Written by Charna Cassell for publish on the Elephant Journal
Anxiety bubbles above this sinkhole of grief in my chest even though I thought I’d cried it out in the car.
As I walk through the cold, cluttered warehouse of Urban Ore looking for used doors, I imagine you walking beside me, wiggling in discomfort. You, the tidy, ideal houseguest, liked warmth and things in their place.
Missing you, I groan. Not just a sigh—more like my dog howling in her sleep. It’s loud enough for multiple masked men to look up from broken light fixtures and secondhand furniture to stare at me. “Life, life right now,” I mutter.
Announcing that you have just died seems like it would cross a line, even during this era of oppositions—more barriers but the removal of conventional boundaries due to Zoom and FaceTime. I’ve met all my clients’ pets and seen their bedrooms.
I’m spilling out at the edges when people ask me how I am. I pray that clients skip asking, “How are you?” because the question unravels me. When I say, “I just found out one of my best friends died,” people assume it was COVID-related and share their losses, offer air hugs, and say they wish they could give me a real one. Given how much you valued touch, it seems ironic that we must grieve without that comfort.
Until I found out you died, I was okay with quarantine, cultivating patience. There was the sense that I would see friends and family soon enough.

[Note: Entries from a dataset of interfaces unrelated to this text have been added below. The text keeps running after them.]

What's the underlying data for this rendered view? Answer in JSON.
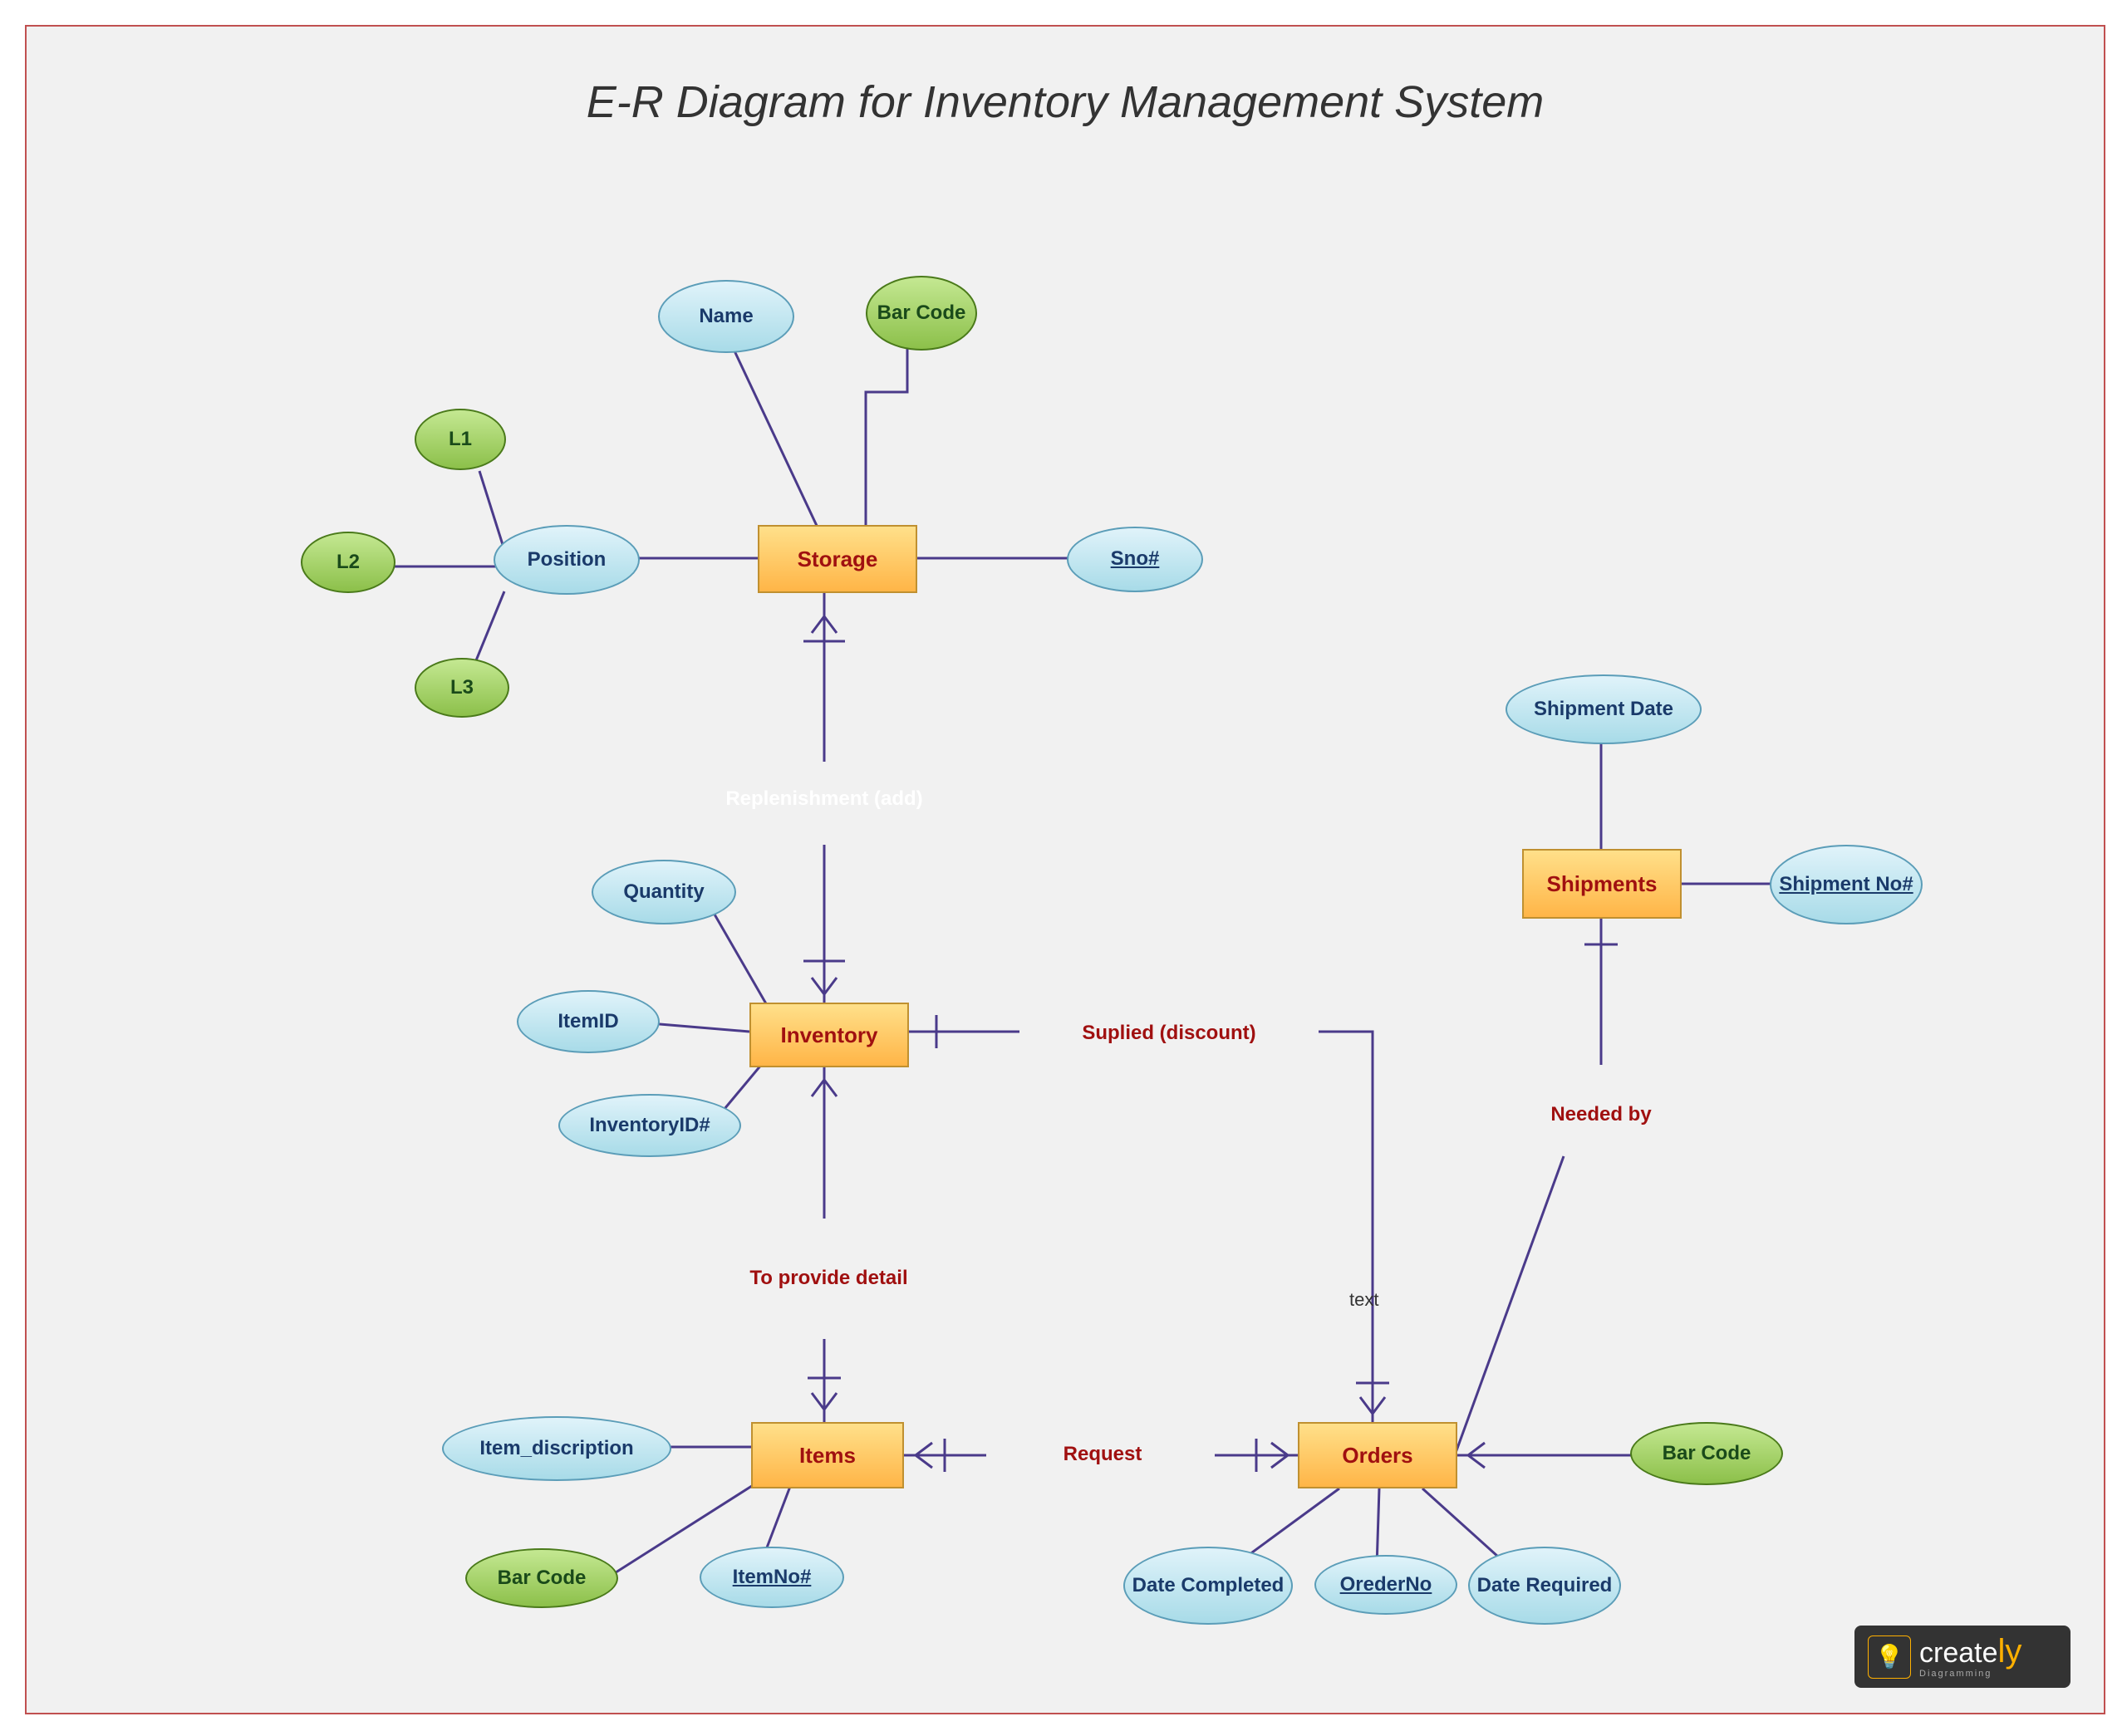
{
  "title": "E-R Diagram for Inventory Management System",
  "entities": {
    "storage": "Storage",
    "inventory": "Inventory",
    "items": "Items",
    "orders": "Orders",
    "shipments": "Shipments"
  },
  "attributes": {
    "name": "Name",
    "barcode_storage": "Bar Code",
    "sno": "Sno#",
    "position": "Position",
    "l1": "L1",
    "l2": "L2",
    "l3": "L3",
    "quantity": "Quantity",
    "itemid": "ItemID",
    "inventoryid": "InventoryID#",
    "item_description": "Item_discription",
    "itemno": "ItemNo#",
    "barcode_items": "Bar Code",
    "date_completed": "Date Completed",
    "orderno": "OrederNo",
    "date_required": "Date Required",
    "barcode_orders": "Bar Code",
    "shipment_date": "Shipment Date",
    "shipment_no": "Shipment No#"
  },
  "relations": {
    "replenishment": "Replenishment (add)",
    "supplied": "Suplied (discount)",
    "to_provide_detail": "To provide detail",
    "request": "Request",
    "needed_by": "Needed by"
  },
  "labels": {
    "text": "text"
  },
  "logo": {
    "brand": "create",
    "suffix": "ly",
    "sub": "Diagramming"
  }
}
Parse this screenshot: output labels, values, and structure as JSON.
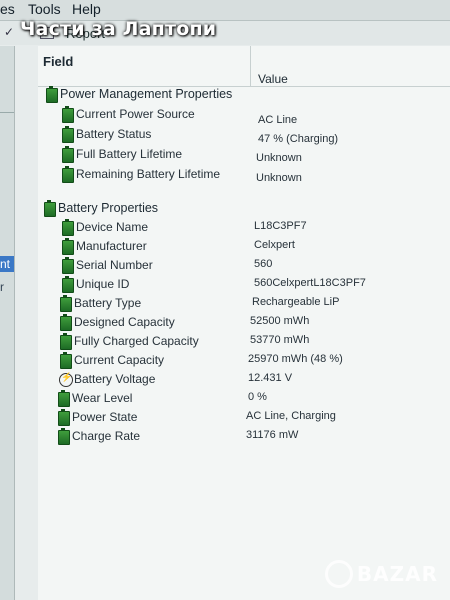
{
  "menubar": {
    "items": [
      "es",
      "Tools",
      "Help"
    ]
  },
  "overlay_title": "Части за Лаптопи",
  "toolbar": {
    "report_label": "Report"
  },
  "leftpane": {
    "selected_text": "nt",
    "sub_text": "r"
  },
  "columns": {
    "field": "Field",
    "value": "Value"
  },
  "power_management": {
    "title": "Power Management Properties",
    "rows": [
      {
        "label": "Current Power Source",
        "value": "AC Line"
      },
      {
        "label": "Battery Status",
        "value": "47 % (Charging)"
      },
      {
        "label": "Full Battery Lifetime",
        "value": "Unknown"
      },
      {
        "label": "Remaining Battery Lifetime",
        "value": "Unknown"
      }
    ]
  },
  "battery": {
    "title": "Battery Properties",
    "rows": [
      {
        "label": "Device Name",
        "value": "L18C3PF7"
      },
      {
        "label": "Manufacturer",
        "value": "Celxpert"
      },
      {
        "label": "Serial Number",
        "value": "560"
      },
      {
        "label": "Unique ID",
        "value": "560CelxpertL18C3PF7"
      },
      {
        "label": "Battery Type",
        "value": "Rechargeable LiP"
      },
      {
        "label": "Designed Capacity",
        "value": "52500 mWh"
      },
      {
        "label": "Fully Charged Capacity",
        "value": "53770 mWh"
      },
      {
        "label": "Current Capacity",
        "value": "25970 mWh  (48 %)"
      },
      {
        "label": "Battery Voltage",
        "value": "12.431 V"
      },
      {
        "label": "Wear Level",
        "value": "0 %"
      },
      {
        "label": "Power State",
        "value": "AC Line, Charging"
      },
      {
        "label": "Charge Rate",
        "value": "31176 mW"
      }
    ]
  },
  "watermark": "BAZAR"
}
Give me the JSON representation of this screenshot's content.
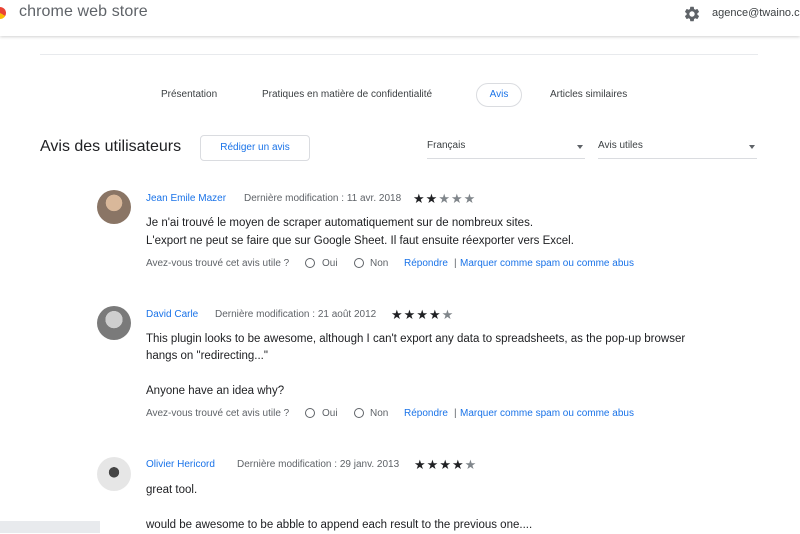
{
  "header": {
    "brand": "chrome web store",
    "account": "agence@twaino.co"
  },
  "tabs": [
    {
      "label": "Présentation"
    },
    {
      "label": "Pratiques en matière de confidentialité"
    },
    {
      "label": "Avis",
      "active": true
    },
    {
      "label": "Articles similaires"
    }
  ],
  "section": {
    "title": "Avis des utilisateurs",
    "write_review": "Rédiger un avis",
    "language_select": "Français",
    "sort_select": "Avis utiles"
  },
  "helpful_prompt": "Avez-vous trouvé cet avis utile ?",
  "yes_label": "Oui",
  "no_label": "Non",
  "reply_label": "Répondre",
  "separator": "|",
  "spam_label": "Marquer comme spam ou comme abus",
  "reviews": [
    {
      "author": "Jean Emile Mazer",
      "date": "Dernière modification : 11 avr. 2018",
      "rating": 2,
      "lines": [
        "Je n'ai trouvé le moyen de scraper automatiquement sur de nombreux sites.",
        "L'export ne peut se faire que sur Google Sheet. Il faut ensuite réexporter vers Excel."
      ]
    },
    {
      "author": "David Carle",
      "date": "Dernière modification : 21 août 2012",
      "rating": 4,
      "lines": [
        "This plugin looks to be awesome, although I can't export any data to spreadsheets, as the pop-up browser",
        "hangs on \"redirecting...\"",
        "",
        "Anyone have an idea why?"
      ]
    },
    {
      "author": "Olivier Hericord",
      "date": "Dernière modification : 29 janv. 2013",
      "rating": 4,
      "lines": [
        "great tool.",
        "",
        "would be awesome to be abble to append each result to the previous one...."
      ]
    }
  ],
  "colors": {
    "link": "#1a73e8",
    "star_on": "#202124",
    "star_off": "#80868b"
  }
}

I could be considerate of the collective, I thought, not travel, spend most of my days and nights alone.